In the first [WAPL], I won on the last hole. She [Williams] made a bogey and I made a par. In the second one, I had a semifinal match that went [to the 18th hole] and I was playing against a really good player, Sarah LeVeque. In the final match, I played Diana Schwab. Years later, she got paired with my daughter in the  SALLY (South Atlantic Ladies Amateur). I went to watch my daughter play with the same gal I had beaten 30-plus years ago. That was fun to see what she was doing. I remember [in that final match] hitting my ball from a water hazard over the green and down in this hollow, but I was really great at getting the ball up and down. I hit it to within a foot and she gave it to me and I won, 5 and 4.
How did you transition from the javelin to golf?
I had read the book, This Life I’ve Led, by Babe Didrikson Zaharias. She was my idol and I saw how she went from being in the Olympics [in track & field] to playing golf. It’s funny because none of my family played golf. I was 14 or 15 when I first started. I hated golf at first, because you would shoot 100 and the repetitiveness of it all as far as blisters [on your hand]. But then I got the bug after three months. I got better.
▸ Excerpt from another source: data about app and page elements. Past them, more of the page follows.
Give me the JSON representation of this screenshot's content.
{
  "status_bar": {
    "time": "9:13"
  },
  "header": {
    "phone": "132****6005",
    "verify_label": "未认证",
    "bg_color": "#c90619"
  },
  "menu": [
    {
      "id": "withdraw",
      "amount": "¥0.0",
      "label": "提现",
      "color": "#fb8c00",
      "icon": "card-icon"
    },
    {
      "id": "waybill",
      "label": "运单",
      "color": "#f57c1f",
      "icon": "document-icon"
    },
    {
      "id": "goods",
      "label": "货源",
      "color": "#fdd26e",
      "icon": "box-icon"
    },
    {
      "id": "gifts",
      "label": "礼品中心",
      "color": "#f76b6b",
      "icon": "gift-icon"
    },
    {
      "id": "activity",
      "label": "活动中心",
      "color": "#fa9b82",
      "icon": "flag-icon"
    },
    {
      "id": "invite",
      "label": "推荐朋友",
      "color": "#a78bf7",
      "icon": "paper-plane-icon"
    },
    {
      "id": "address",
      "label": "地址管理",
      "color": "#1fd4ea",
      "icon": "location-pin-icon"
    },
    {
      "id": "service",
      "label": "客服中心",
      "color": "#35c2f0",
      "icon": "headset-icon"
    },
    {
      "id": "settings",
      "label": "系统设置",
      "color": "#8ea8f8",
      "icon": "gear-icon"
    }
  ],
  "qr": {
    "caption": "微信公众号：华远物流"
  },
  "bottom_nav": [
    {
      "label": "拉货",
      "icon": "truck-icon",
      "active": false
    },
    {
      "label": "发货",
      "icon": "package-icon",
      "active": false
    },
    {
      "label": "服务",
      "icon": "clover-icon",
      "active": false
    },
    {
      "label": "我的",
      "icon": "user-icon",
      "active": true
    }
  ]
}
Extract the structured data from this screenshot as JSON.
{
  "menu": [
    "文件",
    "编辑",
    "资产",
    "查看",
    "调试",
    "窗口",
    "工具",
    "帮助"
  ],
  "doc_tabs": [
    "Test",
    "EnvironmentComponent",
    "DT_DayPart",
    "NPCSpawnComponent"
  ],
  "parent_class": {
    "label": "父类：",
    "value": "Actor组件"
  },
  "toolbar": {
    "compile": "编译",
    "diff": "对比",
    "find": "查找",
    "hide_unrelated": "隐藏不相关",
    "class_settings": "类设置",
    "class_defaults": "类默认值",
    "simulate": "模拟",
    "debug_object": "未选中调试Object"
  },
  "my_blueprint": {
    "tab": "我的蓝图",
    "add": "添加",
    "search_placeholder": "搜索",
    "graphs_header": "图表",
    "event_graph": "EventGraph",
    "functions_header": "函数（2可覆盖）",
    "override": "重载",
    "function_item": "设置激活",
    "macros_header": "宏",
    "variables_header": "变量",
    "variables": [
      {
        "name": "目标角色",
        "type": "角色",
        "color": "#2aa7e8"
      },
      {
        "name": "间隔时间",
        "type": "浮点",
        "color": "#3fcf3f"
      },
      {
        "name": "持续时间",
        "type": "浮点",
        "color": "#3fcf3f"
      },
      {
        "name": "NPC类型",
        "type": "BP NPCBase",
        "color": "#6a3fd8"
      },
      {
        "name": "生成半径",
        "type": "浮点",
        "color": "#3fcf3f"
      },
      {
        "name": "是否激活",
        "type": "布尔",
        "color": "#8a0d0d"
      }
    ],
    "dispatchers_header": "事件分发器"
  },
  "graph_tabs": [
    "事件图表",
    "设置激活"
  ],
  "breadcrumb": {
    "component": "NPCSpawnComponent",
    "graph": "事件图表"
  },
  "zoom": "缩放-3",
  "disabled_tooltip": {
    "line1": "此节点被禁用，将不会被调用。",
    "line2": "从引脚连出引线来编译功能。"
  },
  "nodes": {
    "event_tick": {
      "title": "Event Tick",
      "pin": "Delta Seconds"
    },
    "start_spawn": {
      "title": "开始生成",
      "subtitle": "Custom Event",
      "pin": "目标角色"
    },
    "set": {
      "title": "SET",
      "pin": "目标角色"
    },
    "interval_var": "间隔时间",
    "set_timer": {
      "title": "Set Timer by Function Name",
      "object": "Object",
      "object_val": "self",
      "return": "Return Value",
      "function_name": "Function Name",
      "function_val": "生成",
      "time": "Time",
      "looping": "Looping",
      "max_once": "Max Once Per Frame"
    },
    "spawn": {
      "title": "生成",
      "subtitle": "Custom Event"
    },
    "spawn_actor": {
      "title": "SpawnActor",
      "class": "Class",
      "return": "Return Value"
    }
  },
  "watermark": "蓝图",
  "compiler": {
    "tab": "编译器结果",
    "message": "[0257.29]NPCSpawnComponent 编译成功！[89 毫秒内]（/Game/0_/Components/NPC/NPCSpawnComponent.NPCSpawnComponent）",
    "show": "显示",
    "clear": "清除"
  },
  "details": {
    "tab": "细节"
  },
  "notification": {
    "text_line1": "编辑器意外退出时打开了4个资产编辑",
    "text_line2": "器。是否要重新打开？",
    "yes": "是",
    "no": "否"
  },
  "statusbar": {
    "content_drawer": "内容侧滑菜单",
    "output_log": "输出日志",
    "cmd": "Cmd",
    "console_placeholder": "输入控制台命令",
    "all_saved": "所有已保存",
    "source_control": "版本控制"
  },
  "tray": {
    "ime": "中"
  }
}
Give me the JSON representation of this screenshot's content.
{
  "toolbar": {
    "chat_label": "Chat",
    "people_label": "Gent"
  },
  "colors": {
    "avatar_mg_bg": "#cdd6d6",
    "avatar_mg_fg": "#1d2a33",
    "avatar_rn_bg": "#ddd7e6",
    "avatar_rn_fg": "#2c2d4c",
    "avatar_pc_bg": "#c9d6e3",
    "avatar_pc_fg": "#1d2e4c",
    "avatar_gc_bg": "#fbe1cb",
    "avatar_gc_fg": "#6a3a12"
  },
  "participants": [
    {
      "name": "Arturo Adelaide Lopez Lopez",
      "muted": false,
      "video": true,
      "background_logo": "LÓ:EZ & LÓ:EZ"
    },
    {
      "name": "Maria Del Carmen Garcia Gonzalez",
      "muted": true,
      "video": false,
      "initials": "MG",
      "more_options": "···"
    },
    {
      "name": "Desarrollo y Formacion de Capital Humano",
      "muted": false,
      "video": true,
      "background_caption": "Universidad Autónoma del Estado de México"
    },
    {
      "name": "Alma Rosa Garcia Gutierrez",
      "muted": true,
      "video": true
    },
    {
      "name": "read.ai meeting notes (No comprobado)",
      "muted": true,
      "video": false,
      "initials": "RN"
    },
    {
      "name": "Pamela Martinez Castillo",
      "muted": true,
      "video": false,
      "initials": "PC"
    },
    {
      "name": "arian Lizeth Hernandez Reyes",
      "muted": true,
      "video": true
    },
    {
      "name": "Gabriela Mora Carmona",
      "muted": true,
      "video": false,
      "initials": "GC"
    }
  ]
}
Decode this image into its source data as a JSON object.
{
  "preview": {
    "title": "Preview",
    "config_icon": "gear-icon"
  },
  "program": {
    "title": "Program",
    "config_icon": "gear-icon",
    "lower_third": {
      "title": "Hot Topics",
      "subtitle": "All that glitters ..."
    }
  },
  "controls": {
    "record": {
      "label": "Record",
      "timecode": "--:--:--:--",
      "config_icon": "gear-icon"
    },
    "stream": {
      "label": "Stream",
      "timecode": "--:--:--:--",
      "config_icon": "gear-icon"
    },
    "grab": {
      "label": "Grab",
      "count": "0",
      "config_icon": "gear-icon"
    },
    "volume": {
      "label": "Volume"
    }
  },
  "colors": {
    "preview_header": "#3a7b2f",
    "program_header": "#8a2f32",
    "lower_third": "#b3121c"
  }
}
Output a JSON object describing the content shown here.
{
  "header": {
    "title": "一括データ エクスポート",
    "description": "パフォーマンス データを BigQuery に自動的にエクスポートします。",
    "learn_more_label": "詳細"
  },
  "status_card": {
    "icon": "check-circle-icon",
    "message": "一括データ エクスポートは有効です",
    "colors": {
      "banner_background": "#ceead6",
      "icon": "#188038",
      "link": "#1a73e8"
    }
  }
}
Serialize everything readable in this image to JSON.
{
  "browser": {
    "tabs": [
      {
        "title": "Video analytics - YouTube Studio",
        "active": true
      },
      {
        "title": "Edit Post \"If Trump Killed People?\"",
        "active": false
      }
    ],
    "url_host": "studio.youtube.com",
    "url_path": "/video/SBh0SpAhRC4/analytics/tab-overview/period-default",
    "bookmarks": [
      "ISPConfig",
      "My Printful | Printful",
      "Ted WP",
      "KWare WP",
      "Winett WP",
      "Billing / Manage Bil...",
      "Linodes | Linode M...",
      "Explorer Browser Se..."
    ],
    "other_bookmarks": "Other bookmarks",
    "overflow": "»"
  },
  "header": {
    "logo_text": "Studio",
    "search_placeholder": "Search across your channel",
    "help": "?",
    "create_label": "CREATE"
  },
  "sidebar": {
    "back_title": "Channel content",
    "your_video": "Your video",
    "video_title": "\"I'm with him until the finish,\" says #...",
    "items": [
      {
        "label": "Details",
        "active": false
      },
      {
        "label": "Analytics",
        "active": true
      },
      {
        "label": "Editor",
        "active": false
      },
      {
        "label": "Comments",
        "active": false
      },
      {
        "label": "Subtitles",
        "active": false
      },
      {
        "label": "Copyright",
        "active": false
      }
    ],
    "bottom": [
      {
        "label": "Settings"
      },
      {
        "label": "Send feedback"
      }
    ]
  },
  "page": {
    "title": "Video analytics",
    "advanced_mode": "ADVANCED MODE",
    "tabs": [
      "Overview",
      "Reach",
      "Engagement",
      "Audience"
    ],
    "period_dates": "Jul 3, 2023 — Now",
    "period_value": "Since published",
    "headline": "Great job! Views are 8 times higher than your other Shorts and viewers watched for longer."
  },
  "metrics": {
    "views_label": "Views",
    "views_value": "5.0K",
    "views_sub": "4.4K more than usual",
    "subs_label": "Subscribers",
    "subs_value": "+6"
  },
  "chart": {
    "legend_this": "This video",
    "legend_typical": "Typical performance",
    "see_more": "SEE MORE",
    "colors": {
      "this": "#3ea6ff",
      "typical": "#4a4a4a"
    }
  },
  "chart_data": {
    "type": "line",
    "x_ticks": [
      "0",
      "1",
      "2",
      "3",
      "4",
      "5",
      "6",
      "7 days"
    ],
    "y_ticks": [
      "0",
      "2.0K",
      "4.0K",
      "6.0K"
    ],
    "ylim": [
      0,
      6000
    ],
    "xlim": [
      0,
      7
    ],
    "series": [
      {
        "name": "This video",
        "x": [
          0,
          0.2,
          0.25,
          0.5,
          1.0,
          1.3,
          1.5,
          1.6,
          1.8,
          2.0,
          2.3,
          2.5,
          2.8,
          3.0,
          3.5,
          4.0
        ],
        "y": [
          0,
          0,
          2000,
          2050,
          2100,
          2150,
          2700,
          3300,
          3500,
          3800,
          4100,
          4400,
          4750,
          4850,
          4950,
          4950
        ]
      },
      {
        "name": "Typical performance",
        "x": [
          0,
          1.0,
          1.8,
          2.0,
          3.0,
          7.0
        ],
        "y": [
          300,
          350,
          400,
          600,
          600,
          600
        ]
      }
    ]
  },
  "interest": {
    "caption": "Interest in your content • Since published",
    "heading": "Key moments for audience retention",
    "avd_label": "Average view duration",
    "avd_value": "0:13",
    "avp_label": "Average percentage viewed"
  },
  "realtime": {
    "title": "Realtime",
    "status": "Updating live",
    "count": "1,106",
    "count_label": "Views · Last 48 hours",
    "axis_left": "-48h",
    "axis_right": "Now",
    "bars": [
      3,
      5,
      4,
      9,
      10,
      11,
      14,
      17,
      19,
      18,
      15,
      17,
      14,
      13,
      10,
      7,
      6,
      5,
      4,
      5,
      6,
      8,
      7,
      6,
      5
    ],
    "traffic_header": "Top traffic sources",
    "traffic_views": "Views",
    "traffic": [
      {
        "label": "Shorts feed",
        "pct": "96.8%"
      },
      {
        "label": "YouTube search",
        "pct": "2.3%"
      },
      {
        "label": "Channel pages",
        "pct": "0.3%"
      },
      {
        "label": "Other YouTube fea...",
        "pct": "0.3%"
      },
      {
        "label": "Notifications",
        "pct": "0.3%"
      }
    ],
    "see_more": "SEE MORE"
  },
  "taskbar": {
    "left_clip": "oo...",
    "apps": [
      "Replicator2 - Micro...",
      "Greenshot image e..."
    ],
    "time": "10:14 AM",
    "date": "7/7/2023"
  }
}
As a freshman at Arizona State, I won a couple of tournaments.
What made you such a good player?
I was competitive. And I was a good putter. My boyfriend [at the time] was a good putter, too. We would just putt for hours. I never really played junior tournaments. I wasn’t groomed. I had so much to learn. I just set my mind one match at a time and came through it all.
As a WAPL champion, you received an exemption into that year’s U.S. Women’s Open at Hazeltine National Golf Club in Edina, Minn. What was that experience like?
I played a practice round with Nancy Lopez the year she finished second [to Hollis Stacy]. And she was telling me, Kelly, I don’t think you want to take the ball out of the hole with your putter. This is how raw I was with the game. I grew up on Papago Golf Course [in Phoenix]. I was definitely a public-course player.
What kind of confidence did you glean from the WAPL victories?
It kept me in the game. I finished school, turned pro, got my [LPGA] Tour card and met my husband.
David Shefter is a senior staff writer with the USGA. Email him at email@example.com.